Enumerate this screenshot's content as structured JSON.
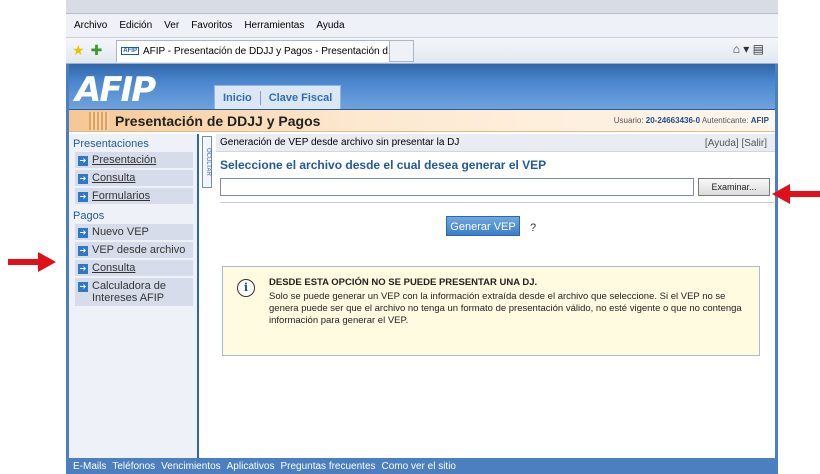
{
  "browser": {
    "menu": [
      {
        "label": "Archivo"
      },
      {
        "label": "Edición"
      },
      {
        "label": "Ver"
      },
      {
        "label": "Favoritos"
      },
      {
        "label": "Herramientas"
      },
      {
        "label": "Ayuda"
      }
    ],
    "tab_title": "AFIP - Presentación de DDJJ y Pagos - Presentación d...",
    "tab_favicon": "AFIP"
  },
  "header": {
    "logo": "AFIP",
    "nav": [
      "Inicio",
      "Clave Fiscal"
    ]
  },
  "titlebar": {
    "title": "Presentación de DDJJ y Pagos",
    "usuario_label": "Usuario:",
    "usuario_value": "20-24663436-0",
    "autenticante_label": "Autenticante:",
    "autenticante_value": "AFIP"
  },
  "sidebar": {
    "sections": [
      {
        "title": "Presentaciones",
        "items": [
          "Presentación",
          "Consulta",
          "Formularios"
        ]
      },
      {
        "title": "Pagos",
        "items": [
          "Nuevo VEP",
          "VEP desde archivo",
          "Consulta",
          "Calculadora de Intereses AFIP"
        ]
      }
    ],
    "ocultar": "OCULTAR"
  },
  "content": {
    "bar_title": "Generación de VEP desde archivo sin presentar la DJ",
    "ayuda": "[Ayuda]",
    "salir": "[Salir]",
    "select_title": "Seleccione el archivo desde el cual desea generar el VEP",
    "file_value": "",
    "browse_label": "Examinar...",
    "generate_label": "Generar VEP",
    "help_mark": "?",
    "info_heading": "DESDE ESTA OPCIÓN NO SE PUEDE PRESENTAR UNA DJ.",
    "info_body": "Solo se puede generar un VEP con la información extraída desde el archivo que seleccione. Si el VEP no se genera puede ser que el archivo no tenga un formato de presentación válido, no esté vigente o que no contenga información para generar el VEP."
  },
  "footer": {
    "links": [
      "E-Mails",
      "Teléfonos",
      "Vencimientos",
      "Aplicativos",
      "Preguntas frecuentes",
      "Como ver el sitio"
    ]
  },
  "colors": {
    "accent": "#2f66a8",
    "arrow": "#e0101a",
    "info_bg": "#fffbe0"
  }
}
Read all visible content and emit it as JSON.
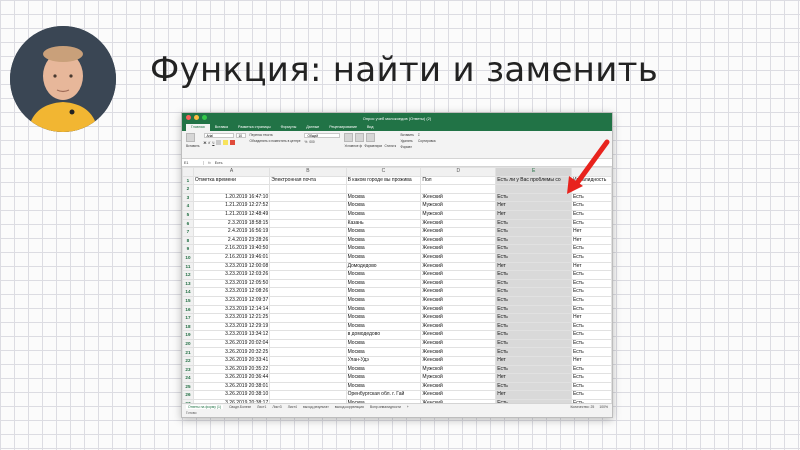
{
  "slide": {
    "title": "Функция: найти и заменить"
  },
  "colors": {
    "excel_green": "#217346",
    "arrow_red": "#e8231d",
    "selected_column": "#d9d9d9"
  },
  "window": {
    "title": "Опрос учеб молокоедов (Ответы) (2)"
  },
  "ribbon": {
    "tabs": [
      "Главная",
      "Вставка",
      "Разметка страницы",
      "Формулы",
      "Данные",
      "Рецензирование",
      "Вид"
    ],
    "font_name": "Arial",
    "font_size": "10",
    "wrap_text": "Перенос текста",
    "merge_center": "Объединить и поместить в центре",
    "number_format": "Общий",
    "paste": "Вставить",
    "conditional_format": "Условное форматирование",
    "format_as_table": "Форматировать как таблицу",
    "cell_styles": "Стили ячеек",
    "insert": "Вставить",
    "delete": "Удалить",
    "format": "Формат",
    "sort_filter": "Сортировка и фильтр"
  },
  "formula_bar": {
    "cell_ref": "E1",
    "fx": "fx",
    "value": "Есть"
  },
  "columns": [
    "A",
    "B",
    "C",
    "D",
    "E"
  ],
  "header_row": {
    "a": "Отметка времени",
    "b": "Электронная почта",
    "c": "В каком городе вы прожива",
    "d": "Пол",
    "e": "Есть ли у Вас проблемы со",
    "f": "Инвалидность"
  },
  "rows": [
    {
      "n": "3",
      "a": "1.20.2019 16:47:10",
      "c": "Москва",
      "d": "Женский",
      "e": "Есть",
      "f": "Есть"
    },
    {
      "n": "4",
      "a": "1.21.2019 12:27:52",
      "c": "Москва",
      "d": "Мужской",
      "e": "Нет",
      "f": "Есть"
    },
    {
      "n": "5",
      "a": "1.21.2019 12:48:49",
      "c": "Москва",
      "d": "Мужской",
      "e": "Нет",
      "f": "Есть"
    },
    {
      "n": "6",
      "a": "2.3.2019 18:58:15",
      "c": "Казань",
      "d": "Женский",
      "e": "Есть",
      "f": "Есть"
    },
    {
      "n": "7",
      "a": "2.4.2019 16:56:19",
      "c": "Москва",
      "d": "Женский",
      "e": "Есть",
      "f": "Нет"
    },
    {
      "n": "8",
      "a": "2.4.2019 23:28:26",
      "c": "Москва",
      "d": "Женский",
      "e": "Есть",
      "f": "Нет"
    },
    {
      "n": "9",
      "a": "2.16.2019 19:40:50",
      "c": "Москва",
      "d": "Женский",
      "e": "Есть",
      "f": "Есть"
    },
    {
      "n": "10",
      "a": "2.16.2019 19:46:01",
      "c": "Москва",
      "d": "Женский",
      "e": "Есть",
      "f": "Есть"
    },
    {
      "n": "11",
      "a": "3.23.2019 12:00:08",
      "c": "Домодедово",
      "d": "Женский",
      "e": "Нет",
      "f": "Нет"
    },
    {
      "n": "12",
      "a": "3.23.2019 12:03:26",
      "c": "Москва",
      "d": "Женский",
      "e": "Есть",
      "f": "Есть"
    },
    {
      "n": "13",
      "a": "3.23.2019 12:05:50",
      "c": "Москва",
      "d": "Женский",
      "e": "Есть",
      "f": "Есть"
    },
    {
      "n": "14",
      "a": "3.23.2019 12:08:26",
      "c": "Москва",
      "d": "Женский",
      "e": "Есть",
      "f": "Есть"
    },
    {
      "n": "15",
      "a": "3.23.2019 12:09:37",
      "c": "Москва",
      "d": "Женский",
      "e": "Есть",
      "f": "Есть"
    },
    {
      "n": "16",
      "a": "3.23.2019 12:14:14",
      "c": "Москва",
      "d": "Женский",
      "e": "Есть",
      "f": "Есть"
    },
    {
      "n": "17",
      "a": "3.23.2019 12:21:25",
      "c": "Москва",
      "d": "Женский",
      "e": "Есть",
      "f": "Нет"
    },
    {
      "n": "18",
      "a": "3.23.2019 12:29:19",
      "c": "Москва",
      "d": "Женский",
      "e": "Есть",
      "f": "Есть"
    },
    {
      "n": "19",
      "a": "3.23.2019 13:34:12",
      "c": "в домодедово",
      "d": "Женский",
      "e": "Есть",
      "f": "Есть"
    },
    {
      "n": "20",
      "a": "3.26.2019 20:02:04",
      "c": "Москва",
      "d": "Женский",
      "e": "Есть",
      "f": "Есть"
    },
    {
      "n": "21",
      "a": "3.26.2019 20:32:25",
      "c": "Москва",
      "d": "Женский",
      "e": "Есть",
      "f": "Есть"
    },
    {
      "n": "22",
      "a": "3.26.2019 20:33:41",
      "c": "Улан-Удэ",
      "d": "Женский",
      "e": "Нет",
      "f": "Нет"
    },
    {
      "n": "23",
      "a": "3.26.2019 20:35:22",
      "c": "Москва",
      "d": "Мужской",
      "e": "Есть",
      "f": "Есть"
    },
    {
      "n": "24",
      "a": "3.26.2019 20:36:44",
      "c": "Москва",
      "d": "Мужской",
      "e": "Нет",
      "f": "Есть"
    },
    {
      "n": "25",
      "a": "3.26.2019 20:38:01",
      "c": "Москва",
      "d": "Женский",
      "e": "Есть",
      "f": "Есть"
    },
    {
      "n": "26",
      "a": "3.26.2019 20:38:10",
      "c": "Оренбургская обл. г. Гай",
      "d": "Женский",
      "e": "Нет",
      "f": "Есть"
    },
    {
      "n": "27",
      "a": "3.26.2019 20:38:17",
      "c": "Москва",
      "d": "Женский",
      "e": "Есть",
      "f": "Есть"
    }
  ],
  "sheets": [
    "Ответы на форму (1)",
    "Сводн.Болезн",
    "Лист1",
    "Лист3",
    "Лист4",
    "выход.результат",
    "выход.корреляция",
    "Вопр.инвалидности"
  ],
  "status": {
    "ready": "Готово",
    "count": "Количество: 25",
    "zoom": "100%"
  }
}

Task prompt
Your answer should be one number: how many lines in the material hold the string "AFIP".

Worked solution
5